However, it seems that with the coming of the new millennium things have radically changed. The Bengali kids who used to kick out the Camp-dwelling kids from the park now come and play with them. They have also started addressing the Urdu-speakers as 'tumi' instead of the derogatory 'tui' [when used for someone not related or well known to them].
Religious festivals and gatherings
The Muslim festivals of Eid ul-Fitr, Eid ul-Adha and the Hindu festivals of Durga Puja and Sarawati Puja are popular. The Biswa Ijtema – the largest gathering of Muslims after the hajj – takes place in Tongi along the river Turag on the outskirts of Dhaka every year. Moharram is celebrated by the Shias and the Bihari Muslims in Dhaka. Beautifully decorated 'tazias' (replicas of the tomb of imam Hussain) are created and taken out in processions along some Dhaka streets.

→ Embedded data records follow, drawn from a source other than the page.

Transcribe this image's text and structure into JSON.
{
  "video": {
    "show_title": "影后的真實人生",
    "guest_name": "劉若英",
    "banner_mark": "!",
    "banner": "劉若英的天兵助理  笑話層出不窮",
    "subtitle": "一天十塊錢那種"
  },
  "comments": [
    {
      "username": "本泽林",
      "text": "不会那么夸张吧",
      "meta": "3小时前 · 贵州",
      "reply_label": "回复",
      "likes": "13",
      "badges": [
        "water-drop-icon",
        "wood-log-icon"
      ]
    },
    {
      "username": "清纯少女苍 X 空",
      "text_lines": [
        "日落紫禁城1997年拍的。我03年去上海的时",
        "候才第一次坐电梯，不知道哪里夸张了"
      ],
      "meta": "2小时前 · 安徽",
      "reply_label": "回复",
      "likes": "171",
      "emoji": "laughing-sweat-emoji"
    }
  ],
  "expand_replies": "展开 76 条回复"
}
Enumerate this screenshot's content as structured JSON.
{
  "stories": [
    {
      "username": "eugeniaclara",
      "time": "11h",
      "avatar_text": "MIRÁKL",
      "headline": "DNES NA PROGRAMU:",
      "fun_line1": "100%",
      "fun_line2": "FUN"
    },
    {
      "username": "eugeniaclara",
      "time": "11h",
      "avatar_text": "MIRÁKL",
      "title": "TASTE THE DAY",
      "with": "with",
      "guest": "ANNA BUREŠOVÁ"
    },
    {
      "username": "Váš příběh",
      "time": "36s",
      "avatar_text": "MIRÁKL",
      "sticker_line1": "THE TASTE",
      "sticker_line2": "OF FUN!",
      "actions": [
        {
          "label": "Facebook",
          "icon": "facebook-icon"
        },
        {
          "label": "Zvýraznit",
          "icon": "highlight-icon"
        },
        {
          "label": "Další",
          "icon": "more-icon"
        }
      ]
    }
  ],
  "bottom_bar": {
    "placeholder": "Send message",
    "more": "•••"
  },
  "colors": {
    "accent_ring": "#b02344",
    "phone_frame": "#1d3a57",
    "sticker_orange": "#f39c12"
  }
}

Rana: young paiki joining the festivities of Moharram
The mud brought from the graveyard and placed inside the tazia is supposed to represent the tombs of Hasan and Hussain. Nobody should see it and this is why the Khalifa [who is responsible for the processions] covers it up with a red and a green cloth or paper to represent the tombs of Hasan and Hussain respectively. Hussain died by the sword [red cover] and Hasan was poisoned [green cover]. The tazias are taken out on the night of the tenth day. A small procession is organised amidst a lot of drum-beating and mock fights with swords and sticks and fire – performances showing off physical prowess and daring. This usually happens in the various camps – just outside the entrances on the main streets and between midnight and 2.00am. During the afternoon of the next day, the tazias are paraded amidst much pomp through the streets from one camp to the next. Thousands of people watch or join in these processions during which there is the usual drum-beating, swordplay, fire-eating, etc. We have a lot of fun.